» **Activity**: Each line holding the word "nrgastro" must appear in the answer, copied from the entries.

» **Dataset records**:
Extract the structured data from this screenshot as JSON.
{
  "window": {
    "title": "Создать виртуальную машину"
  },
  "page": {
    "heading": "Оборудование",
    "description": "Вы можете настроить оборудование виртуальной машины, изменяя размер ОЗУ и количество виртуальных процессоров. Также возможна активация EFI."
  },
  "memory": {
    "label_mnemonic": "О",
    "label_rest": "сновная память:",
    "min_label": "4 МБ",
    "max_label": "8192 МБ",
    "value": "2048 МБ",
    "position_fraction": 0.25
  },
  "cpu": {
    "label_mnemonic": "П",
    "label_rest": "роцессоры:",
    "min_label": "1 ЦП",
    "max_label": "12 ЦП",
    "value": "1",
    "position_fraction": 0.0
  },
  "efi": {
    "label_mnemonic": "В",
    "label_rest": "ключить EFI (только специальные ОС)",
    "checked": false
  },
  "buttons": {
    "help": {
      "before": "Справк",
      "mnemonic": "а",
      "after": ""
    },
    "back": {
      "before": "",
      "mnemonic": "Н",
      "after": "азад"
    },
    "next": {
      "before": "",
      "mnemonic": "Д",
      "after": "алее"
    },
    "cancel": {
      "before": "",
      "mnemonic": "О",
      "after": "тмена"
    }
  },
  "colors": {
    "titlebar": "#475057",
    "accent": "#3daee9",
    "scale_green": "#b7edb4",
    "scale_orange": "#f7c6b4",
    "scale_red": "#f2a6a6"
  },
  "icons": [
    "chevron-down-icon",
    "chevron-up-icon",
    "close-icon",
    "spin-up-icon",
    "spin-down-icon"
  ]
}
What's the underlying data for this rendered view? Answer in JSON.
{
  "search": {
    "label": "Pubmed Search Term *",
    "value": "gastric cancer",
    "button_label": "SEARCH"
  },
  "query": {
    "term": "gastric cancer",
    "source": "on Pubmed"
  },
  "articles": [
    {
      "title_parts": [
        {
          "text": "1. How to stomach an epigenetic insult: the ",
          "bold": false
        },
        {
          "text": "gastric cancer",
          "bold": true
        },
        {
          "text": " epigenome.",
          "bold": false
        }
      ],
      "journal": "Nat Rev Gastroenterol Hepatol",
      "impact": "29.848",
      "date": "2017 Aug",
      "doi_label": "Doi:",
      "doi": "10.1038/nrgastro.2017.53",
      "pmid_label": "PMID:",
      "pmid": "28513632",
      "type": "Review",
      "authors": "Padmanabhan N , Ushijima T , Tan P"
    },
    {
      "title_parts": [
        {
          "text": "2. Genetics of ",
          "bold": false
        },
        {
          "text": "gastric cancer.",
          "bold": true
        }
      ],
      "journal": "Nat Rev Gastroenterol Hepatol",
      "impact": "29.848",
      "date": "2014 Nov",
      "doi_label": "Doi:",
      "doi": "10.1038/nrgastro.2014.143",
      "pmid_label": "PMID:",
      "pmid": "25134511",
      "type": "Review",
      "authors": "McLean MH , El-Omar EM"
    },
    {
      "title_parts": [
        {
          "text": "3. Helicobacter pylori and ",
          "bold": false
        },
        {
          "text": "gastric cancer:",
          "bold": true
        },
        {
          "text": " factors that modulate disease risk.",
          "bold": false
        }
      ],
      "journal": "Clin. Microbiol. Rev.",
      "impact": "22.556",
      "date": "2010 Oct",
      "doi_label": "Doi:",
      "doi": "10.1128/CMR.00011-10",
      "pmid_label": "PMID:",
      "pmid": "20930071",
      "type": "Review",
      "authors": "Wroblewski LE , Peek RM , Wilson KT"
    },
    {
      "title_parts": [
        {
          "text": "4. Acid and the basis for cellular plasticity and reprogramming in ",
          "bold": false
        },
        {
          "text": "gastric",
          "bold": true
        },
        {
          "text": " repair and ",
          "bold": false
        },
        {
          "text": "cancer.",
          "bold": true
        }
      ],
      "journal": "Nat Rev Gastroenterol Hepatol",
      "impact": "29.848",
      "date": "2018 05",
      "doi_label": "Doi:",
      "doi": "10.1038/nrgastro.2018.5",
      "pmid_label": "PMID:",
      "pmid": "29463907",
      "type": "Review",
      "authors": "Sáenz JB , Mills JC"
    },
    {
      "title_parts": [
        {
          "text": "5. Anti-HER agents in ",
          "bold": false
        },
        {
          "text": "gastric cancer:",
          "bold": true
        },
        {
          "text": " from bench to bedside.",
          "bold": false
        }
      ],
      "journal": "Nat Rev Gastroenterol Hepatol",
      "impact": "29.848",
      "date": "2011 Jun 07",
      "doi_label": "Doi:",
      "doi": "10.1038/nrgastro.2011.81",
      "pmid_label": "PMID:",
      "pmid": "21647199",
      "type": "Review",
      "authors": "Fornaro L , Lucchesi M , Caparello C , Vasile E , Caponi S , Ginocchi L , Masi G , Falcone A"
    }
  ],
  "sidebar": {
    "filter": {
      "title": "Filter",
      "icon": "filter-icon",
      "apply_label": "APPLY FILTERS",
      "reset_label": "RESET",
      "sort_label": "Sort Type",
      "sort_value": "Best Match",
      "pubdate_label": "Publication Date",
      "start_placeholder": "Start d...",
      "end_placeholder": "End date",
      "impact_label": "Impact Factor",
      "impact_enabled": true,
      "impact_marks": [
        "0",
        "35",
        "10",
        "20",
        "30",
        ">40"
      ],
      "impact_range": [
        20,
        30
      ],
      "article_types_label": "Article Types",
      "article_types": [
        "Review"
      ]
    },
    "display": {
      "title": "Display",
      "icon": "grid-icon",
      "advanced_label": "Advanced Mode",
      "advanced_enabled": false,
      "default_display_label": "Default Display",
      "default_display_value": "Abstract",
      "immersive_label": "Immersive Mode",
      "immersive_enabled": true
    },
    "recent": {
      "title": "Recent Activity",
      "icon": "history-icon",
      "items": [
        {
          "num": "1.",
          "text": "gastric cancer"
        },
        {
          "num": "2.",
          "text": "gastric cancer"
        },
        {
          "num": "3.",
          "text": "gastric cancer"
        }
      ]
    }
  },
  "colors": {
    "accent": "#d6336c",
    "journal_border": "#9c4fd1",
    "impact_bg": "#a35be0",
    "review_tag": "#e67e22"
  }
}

» **Output of the task**:
      "doi": "10.1038/nrgastro.2017.53",
      "doi": "10.1038/nrgastro.2014.143",
      "doi": "10.1038/nrgastro.2018.5",
      "doi": "10.1038/nrgastro.2011.81",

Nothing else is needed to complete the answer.